The Flappy Bird saga has been all over the game industry the past few weeks – from the game’s surprising origins (created by a single developer, Dong Nguyen, in Vietnam) to its meteoric/questionable rise in the app stores, and now the controversial deletion of the game permanently by Nguyen.
Forbes has a very insightful blog post on Nguyen’s reasoning behind taking the game down for addiction, as there have been several instances all over Asia where people have died due to game addiction.
However, another way to look at it could be that the developer made a lot of money already on the game and wants to keep momentum for his next game, or maybe that he is too small to defend himself against big game companies that may want to pursue him for some infringement of concepts.
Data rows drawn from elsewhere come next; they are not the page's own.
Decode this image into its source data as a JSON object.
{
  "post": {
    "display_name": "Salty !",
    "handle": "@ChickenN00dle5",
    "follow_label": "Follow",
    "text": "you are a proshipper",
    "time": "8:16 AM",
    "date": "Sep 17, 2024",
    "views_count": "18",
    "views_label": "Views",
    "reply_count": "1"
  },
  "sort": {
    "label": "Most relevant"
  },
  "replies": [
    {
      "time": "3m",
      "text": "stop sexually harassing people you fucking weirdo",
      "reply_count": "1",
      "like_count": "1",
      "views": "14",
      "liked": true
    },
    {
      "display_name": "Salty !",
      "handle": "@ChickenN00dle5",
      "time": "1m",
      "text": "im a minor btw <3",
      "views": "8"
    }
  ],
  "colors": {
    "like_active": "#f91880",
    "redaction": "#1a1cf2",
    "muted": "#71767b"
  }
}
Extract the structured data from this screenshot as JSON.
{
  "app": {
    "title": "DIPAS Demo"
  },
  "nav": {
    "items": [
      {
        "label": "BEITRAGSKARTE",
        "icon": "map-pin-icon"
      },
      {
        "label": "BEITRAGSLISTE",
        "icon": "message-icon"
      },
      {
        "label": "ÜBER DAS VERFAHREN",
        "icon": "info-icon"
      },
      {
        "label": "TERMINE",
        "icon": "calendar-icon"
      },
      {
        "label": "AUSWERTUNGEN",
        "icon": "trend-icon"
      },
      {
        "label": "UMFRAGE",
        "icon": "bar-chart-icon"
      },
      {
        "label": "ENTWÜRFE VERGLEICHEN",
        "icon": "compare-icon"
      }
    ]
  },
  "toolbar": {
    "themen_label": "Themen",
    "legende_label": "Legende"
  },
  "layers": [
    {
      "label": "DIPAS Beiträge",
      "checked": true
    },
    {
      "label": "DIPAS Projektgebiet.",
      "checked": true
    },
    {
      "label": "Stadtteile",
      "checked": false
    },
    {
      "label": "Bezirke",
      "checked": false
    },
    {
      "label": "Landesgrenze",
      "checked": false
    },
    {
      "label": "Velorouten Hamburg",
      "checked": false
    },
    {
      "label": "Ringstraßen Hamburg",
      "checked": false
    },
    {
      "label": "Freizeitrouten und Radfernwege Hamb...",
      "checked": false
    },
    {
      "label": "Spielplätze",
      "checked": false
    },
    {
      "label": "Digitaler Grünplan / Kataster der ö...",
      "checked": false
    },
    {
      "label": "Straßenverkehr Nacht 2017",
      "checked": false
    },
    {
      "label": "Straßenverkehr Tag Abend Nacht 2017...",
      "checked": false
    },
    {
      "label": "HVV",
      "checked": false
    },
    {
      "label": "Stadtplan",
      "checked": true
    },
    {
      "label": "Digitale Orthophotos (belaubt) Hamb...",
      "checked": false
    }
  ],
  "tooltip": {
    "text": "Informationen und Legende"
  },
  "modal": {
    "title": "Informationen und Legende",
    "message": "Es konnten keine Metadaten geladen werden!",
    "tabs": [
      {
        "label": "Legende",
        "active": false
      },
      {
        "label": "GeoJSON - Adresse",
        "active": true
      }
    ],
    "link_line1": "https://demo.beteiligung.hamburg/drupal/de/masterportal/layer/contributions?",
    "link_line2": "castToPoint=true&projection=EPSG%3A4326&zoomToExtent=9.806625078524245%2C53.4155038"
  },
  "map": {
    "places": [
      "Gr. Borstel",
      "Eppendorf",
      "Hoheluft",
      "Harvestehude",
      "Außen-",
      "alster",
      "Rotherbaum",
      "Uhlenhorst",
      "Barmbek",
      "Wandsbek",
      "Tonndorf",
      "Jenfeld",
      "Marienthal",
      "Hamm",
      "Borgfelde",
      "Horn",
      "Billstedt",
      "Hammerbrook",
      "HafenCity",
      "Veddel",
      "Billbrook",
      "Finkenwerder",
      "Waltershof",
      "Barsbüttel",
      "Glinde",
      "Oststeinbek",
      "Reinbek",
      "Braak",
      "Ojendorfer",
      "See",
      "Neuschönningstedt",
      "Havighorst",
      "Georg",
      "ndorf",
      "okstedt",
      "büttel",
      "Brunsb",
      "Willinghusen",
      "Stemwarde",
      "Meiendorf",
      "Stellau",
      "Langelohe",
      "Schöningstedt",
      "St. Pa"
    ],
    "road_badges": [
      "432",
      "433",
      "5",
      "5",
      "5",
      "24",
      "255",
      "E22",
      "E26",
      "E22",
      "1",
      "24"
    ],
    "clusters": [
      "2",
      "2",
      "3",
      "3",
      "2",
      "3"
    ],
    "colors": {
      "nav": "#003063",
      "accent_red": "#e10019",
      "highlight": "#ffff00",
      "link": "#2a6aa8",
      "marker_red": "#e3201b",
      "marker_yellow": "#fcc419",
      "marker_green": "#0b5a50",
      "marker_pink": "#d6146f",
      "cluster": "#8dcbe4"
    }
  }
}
Either way, Niko Partners thinks it is pretty cool that this game came out of Vietnam…
Indonesia is one of the largest and most interesting games markets in Southeast Asia. The geographic reality of being a nation made up of thousands of islands means that mobile technology is more important than landlines. Indonesians have long embraced mobile phones and young people are snapping up smartphones rapidly, with the biggest use (after talking) being for mobile games.
Now Foxconn, a huge manufacturing company, will open factories in Indonesia to produce smartphones and Indonesians for the local population, which supports the assertion that growth in device usage there will continue to rise and the market will be very important for device makers as well as apps companies.
According to Games In Asia and Line’s financial report, Japanese IM app company Line doubled its user base and became Japan’s largest social network. The company reaches more than 3 million users worldwide. The article reports that most of the company’s $343 million in sales in 2013 came from games.
Wei Liu, CEO of Giant Interactive, wrote in a letter to all employees that the company will in fact go private in 2014. This was rumored in late November, but now he has said it is the strategy. She intends for the company to grow in “start-up” mode and to focus on mobile gaming in addition to PC gaming.